Staff Reporter Windhoek Reports from the Agricultural Bank of Namibia have indicated that both farmers with loans from the Affirmative Loan Scheme (AALS) and Resettlement Programme have been performing poorly because of lack of capacity and inadequate and unstructured support services by various stakeholders. This prompted the government to embark on the Capacity Building Strategy for AALS and resettlement farmers. The second phase of this initiative was launched by the Deputy Minister of Agriculture, Water and Forestry (MAWF), Anna Shiweda, on Tuesday in Windhoek. The first phase was implemented under the Ministry of Land Reform with Agribank but the initiative has now been transferred to the MAWF, which is now to continue with its second phase. This is to facilitate and improve the provision of services such as extension and training to the benefiting farmers. Shiweda says following compilation of the Agribank reports, government recognised the importance of capacitating farmers benefitting from the two schemes for more productivity. The deputy minister says that over the past years the government and its stakeholders in the agricultural sector have been working jointly and tirelessly to improve farming business on resettlement farms. This is to help farmers realise an improved livelihood.
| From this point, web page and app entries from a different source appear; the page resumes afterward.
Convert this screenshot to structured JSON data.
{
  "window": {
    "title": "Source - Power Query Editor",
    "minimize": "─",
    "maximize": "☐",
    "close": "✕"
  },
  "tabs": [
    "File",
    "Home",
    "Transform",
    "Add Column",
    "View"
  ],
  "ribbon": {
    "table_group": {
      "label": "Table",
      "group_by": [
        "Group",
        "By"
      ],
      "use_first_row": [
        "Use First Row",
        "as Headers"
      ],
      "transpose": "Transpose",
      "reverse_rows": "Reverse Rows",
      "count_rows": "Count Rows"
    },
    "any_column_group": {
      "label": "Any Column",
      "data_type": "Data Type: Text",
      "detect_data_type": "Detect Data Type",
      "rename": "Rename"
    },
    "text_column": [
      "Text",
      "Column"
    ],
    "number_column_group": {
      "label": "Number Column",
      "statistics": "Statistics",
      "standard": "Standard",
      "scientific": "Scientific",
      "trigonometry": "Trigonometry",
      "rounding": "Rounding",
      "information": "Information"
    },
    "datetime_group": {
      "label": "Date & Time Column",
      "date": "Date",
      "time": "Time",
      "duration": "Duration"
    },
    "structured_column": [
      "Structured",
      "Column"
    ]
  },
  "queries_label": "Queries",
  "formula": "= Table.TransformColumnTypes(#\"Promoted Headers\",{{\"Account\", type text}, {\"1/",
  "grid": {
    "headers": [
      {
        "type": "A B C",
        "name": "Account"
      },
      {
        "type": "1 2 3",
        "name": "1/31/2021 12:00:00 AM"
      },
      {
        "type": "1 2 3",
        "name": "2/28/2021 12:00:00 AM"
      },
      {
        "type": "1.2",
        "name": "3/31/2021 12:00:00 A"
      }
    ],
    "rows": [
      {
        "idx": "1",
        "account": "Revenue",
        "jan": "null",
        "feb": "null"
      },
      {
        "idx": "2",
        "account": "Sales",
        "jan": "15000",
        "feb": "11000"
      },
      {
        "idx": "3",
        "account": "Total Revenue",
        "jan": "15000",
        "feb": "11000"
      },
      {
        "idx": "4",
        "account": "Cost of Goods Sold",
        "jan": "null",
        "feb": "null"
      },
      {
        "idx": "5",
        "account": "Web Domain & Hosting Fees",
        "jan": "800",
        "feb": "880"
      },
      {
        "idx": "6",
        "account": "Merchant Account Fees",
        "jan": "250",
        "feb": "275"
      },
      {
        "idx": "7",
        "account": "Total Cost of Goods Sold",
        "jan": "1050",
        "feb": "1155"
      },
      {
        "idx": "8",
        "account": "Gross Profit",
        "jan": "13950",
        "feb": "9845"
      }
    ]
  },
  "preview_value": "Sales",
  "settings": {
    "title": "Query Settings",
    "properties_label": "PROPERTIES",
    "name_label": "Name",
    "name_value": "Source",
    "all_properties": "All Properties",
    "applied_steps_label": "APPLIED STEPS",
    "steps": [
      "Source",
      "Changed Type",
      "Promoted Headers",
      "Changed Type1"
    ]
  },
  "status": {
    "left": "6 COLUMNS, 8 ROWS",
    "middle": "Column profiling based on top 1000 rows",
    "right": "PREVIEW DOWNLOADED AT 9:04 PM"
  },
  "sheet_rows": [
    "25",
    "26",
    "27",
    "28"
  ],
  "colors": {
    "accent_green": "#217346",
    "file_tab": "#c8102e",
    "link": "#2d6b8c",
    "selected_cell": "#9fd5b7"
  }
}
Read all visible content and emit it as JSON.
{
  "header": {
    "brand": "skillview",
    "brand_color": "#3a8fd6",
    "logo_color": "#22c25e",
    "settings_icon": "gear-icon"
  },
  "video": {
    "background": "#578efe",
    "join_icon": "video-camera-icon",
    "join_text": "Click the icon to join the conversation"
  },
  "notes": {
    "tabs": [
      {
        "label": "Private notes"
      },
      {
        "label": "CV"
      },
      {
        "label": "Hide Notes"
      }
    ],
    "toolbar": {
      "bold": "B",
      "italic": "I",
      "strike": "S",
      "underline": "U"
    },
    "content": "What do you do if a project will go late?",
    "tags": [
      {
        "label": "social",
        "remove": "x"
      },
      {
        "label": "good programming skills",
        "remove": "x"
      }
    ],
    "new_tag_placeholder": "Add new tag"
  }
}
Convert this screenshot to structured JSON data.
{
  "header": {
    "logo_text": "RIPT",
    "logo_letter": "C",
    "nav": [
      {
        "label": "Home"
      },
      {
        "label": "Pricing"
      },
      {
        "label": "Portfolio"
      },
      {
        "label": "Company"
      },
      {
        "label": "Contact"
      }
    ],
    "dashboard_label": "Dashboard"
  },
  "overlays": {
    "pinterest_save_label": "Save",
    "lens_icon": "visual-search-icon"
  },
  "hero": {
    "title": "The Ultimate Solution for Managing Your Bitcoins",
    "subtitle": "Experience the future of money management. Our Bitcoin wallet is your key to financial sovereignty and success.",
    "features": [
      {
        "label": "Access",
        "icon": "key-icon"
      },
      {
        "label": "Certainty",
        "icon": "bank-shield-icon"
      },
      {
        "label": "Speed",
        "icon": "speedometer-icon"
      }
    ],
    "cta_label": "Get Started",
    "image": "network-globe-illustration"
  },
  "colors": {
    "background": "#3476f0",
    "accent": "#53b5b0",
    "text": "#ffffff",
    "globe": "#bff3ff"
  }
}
Hence the importance of the initiative in complementing activities supporting resettlement farmers. The objectives of the strategy are to provide targeted intervention to the resettlement scheme and AALS; provide rare stakeholders with a rare opportunity to deliver coordinated activities to the farmers; and to improve the service delivery of MAWF towards AALS and resettlement farmers. This is in line with MAWF’s mandate to promote, develop, manage and utilise agricultural, water and forestry resources. The expectation is for farmers to have better access to more and better-structured and consistent services once the strategy is fully implemented, making them more productive and self-sustaining. The strategy will also complement existing policies and strategies on national and household food security through empowering farmers. “The ministry recognises the existence of challenges that farmers experience during and after their transition from communal to commercial set-up. This strategy is therefore designed to address some of those challenges,” says Shiweda. Some of the strategic interventions would be the establishment and alignment of stakeholder platforms with existing coordination platforms; identification of incentives to support farmers; development of systems on farms visited and the provision of pre- and post-resettlement capacity building courses, amongst others. The deputy minister encourages all stakeholders to acquaint themselves with all strategic interventions contained in the document and to ensure that they are effectively and practically implemented. Agriculture like any other enterprise faces a number of risks in maintaining profits, and Shiweda believes that some of these challenges can be overcome if stakeholders work together and address them holistically, comprehensively and in a coordinated manner. She assures farmers of the continued coordination and support of the ministry’s extension and engineering services during implementation of the strategy. But to achieve a comprehensive coverage across the country, it is important for stakeholders to share responsibilities.
New Era Reporter
2017-12-12 09:51:19 1 years ago